I’m offline for a couple of weeks after this post – I’m working on something magnificent and it requires my full concentration. I’m sure that you can all survive a fortnight without my ridiculous posts on nipples, orifices and social distancing problems, but as a parting shot to see you through, here I am on video, cutting my own hair with (completely inappropriate) paper scissors.
Some will have seen this on IGTV but I am well aware that many of you don’t use Instagram or Facebook (sensible probably – they are the biggest time-suckers!) and so I’ve uploaded the whole thing to Youtube and embedded it below.
See you all later, alligator: if you need me urgently then ring my Mum! But don’t knock for me, I’m not allowed out. Hohoho…
Remember the absolute mortification when a friend called for you but your Mum wouldn’t let you out because tea was nearly ready? And you’d hear your Mum say
“No, Sean/Lee/Nat/Jamie, she can’t come out now, her tea’s nearly on the table.”
“Oh OK,” they’d answer, “can she come out after?”
“Maybe,” your Mum would say, “depends.”
“What time’ll she be finished?”
“Not sure yet, Sean/Lee/Nat/Jamie, maybe you go and play and if she’s finished she’ll come and find you.”
“How will she know where I am though?” Sean/Lee/Nat/Jamie would say.
From your position at the top of the stairs you’d just about be able to see their bike lying on its side in the front garden, the wheels still spinning. And you’d be thinking bloody hell Sean/Lee/Nat/Jamie, you’re pushing your luck with all of these questions! Back away from the door and save yourself!
To be fair, my Mum was a very patient Mum. Maybe because she was a teacher. She could deal with a whole barrage of pointless questions and she always managed to keep her voice steady and kind. I’d lose the plot if people kept knocking on my door now. Not least because the dog goes crackers anytime anyone approaches and then someone else has to shout at the dog to stop him from barking and someone else always has to say “he’s only guarding!”: it’s a right old performance. So if I had been a mother in the eighties, with no Great Uncle iPad and only three telly channels, then I’m sure I’d have been a very short-tempered and highly-stressed sort of mother. I’d have been leaning on that doorframe with a Benson & Hedges dangling from my lower lip. Smudged eyeliner, hair wrapped in a handkerchief, glass of 3pm sherry in my hand.
“I said she’d be out after tea, didn’t I? NOW PISS OFF YOU LITTLE GITS!”
On that note, here I am massacring my own hair. It was actually looking rather nice before I chopped it – let this be a lesson to you!

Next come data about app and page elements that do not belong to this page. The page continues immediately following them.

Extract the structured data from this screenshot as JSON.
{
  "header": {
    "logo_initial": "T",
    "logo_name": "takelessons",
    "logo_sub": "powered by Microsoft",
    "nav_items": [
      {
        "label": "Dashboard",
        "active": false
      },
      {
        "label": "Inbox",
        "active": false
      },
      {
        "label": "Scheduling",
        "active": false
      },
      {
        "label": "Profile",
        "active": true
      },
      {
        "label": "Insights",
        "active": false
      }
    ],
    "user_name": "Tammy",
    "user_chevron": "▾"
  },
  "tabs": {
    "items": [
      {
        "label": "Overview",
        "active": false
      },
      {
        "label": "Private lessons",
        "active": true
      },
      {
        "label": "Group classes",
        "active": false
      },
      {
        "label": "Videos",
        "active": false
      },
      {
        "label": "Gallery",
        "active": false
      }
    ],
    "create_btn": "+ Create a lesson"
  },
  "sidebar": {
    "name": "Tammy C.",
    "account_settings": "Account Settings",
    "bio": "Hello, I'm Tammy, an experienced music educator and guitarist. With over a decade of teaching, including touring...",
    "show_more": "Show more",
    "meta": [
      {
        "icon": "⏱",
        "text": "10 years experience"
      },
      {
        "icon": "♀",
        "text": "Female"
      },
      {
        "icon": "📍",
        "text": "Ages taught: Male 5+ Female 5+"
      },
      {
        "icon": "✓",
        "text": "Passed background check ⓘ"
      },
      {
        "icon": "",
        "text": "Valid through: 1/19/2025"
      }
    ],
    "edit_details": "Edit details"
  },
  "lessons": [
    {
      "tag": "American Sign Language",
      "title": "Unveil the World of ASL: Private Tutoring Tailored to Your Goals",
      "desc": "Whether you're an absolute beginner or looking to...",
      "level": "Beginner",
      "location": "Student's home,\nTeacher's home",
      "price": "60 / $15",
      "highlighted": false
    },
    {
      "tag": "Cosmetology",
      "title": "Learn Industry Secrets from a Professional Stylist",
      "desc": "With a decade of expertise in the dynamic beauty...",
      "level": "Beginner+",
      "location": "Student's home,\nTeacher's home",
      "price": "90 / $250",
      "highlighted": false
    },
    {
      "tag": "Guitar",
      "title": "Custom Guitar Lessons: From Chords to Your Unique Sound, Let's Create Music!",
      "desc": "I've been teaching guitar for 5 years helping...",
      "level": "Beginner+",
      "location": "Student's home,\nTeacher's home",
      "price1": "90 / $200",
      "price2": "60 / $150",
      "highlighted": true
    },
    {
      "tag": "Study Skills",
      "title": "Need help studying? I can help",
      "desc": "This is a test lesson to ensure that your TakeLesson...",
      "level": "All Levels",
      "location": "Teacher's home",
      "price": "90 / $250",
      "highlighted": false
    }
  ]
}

had some notes on what the kids have been up to, because this is supposed to be a life update. They have been making little things from modelling clay (an elephant, a toadstool garden, pictured above – guess who actually made them both? Thank you, yes, I know they are brilliant), making dens around the garden, populating the dens with every single toy they can find and then leaving them out overnight to go soggy and finally, bringing stuff inside that should be outside. Leaves. Stones. Snails, dead or alive.
I feel as though this is a very particular parenting era that we are experiencing right now, with its own set of rules and quirks. It changes every week, but I think I could sum up the current era (daughter: just turned five, son: three and a half) with the following headings: inflexibility, warm hands and continuing exhaustion.
Inflexibility. There is suddenly a real lack of wriggle room when it comes to negotiations. I find it so frustrating, trying to get two small, loud people to do stuff they don’t want to do that I frequently resort to a) making threats I later don’t have the energy to uphold (“I will take all of the toys from your bedroom and put them in a bin bag if you don’t stop whacking her with the space robot!”) and b) telling minor fibs. Usually my little lies involve something being closed or something needing batteries. “Can we watch the iPad?” “No, it needs batteries.” “Can you make us a den in the living room?” “No, the living room’s…closed.”
Warm hands. I’m trying to appreciate the feeling of small, warm hands in mine. Because my daughter is now almost as tall as me, seemingly, and it’s becoming increasingly difficult to pick her up. She’s just suddenly quite long and unwieldy. It’s like trying to walk along carrying an olive tree, or, I don’t know, a small hat stand. A clothes airer. Everything’s angular, rangy. Limbtastic. And so I know that soon I’ll be weeping over that poem – how does it go?
One day you will carry them on your hip then set them down
And never pick them up that way again
(If you ever want to have a maudlin old weep then read the whole thing – it’s called The Last Time. In fact I’ll type it out below for you. Hankies at the ready.)
So yes, even though she’s still grabbing my face for kisses, and the three year-old still likes to be picked up and carried now and then, and both of them still curl their little warm hands into my palm when we walk along, I know that they are growing up faster than I can process and that I must remember every tiny detail. Perfectly round tummies sticking out of the gap between outgrown pyjama tops and bottoms, messy, sweaty night-hair, tiny arms that seem as fragile as bird bones when you rub them with sunscreen, mispronounced words (favourite of the week is Trinoceros, which I personally think is an excellent replacement for Triceratops), the instantly-recognisable little call of “Mummy? Mummy?” from up the stairs, the spilt drinks and dropped food, the theme tune to World Kitchen on CBeebies (every day at noon on lockdown, the soundtrack to our luncheons), the very particular bedtime routines…
Continuing Exhaustion. My final defining characteristic of this particular life era: ongoing, relentless exhaustion. Sometimes I try to look back on the baby years and work out whether they were blissfully relaxing in comparison, or horrendously tiring. Maybe as things get easier, and you get more sleep, you become spoilt and you think you’re more tired, but on the other hand, babies are pretty low-maintenance in comparison to small children. You feed them, you change their nappies, you (eventually) get them to sleep, but for the majority of the day you can manage to do stuff like make a cup of tea, fold some laundry, write a few emails, and you can do it all whilst the baby stares at a shadow on the wall and catches invisible butterflies and drools on itself. Not possible with kids. Maybe things change, but at the moment, 5+3, there’s a window of approximately eight minutes when they will quietly and enjoyably play and then all hell breaks loose. And if hell isn’t breaking loose then someone is asking a question, repeatedly, with exactly the same intonation and rhythm, over and over again until someone answers, and quite often it’s not even a question it’s just a statement phrased like a question, which is irritating and incorrect at the best of times but when it’s on robotic repeat for over thirty seconds it’s easy just to absolutely lose your mind:
“Mummy he put lego in my ear? Mummy? He put lego in my ear? Mummy he put lego in my ear? Mummy? Mummy he put lego in my ear?”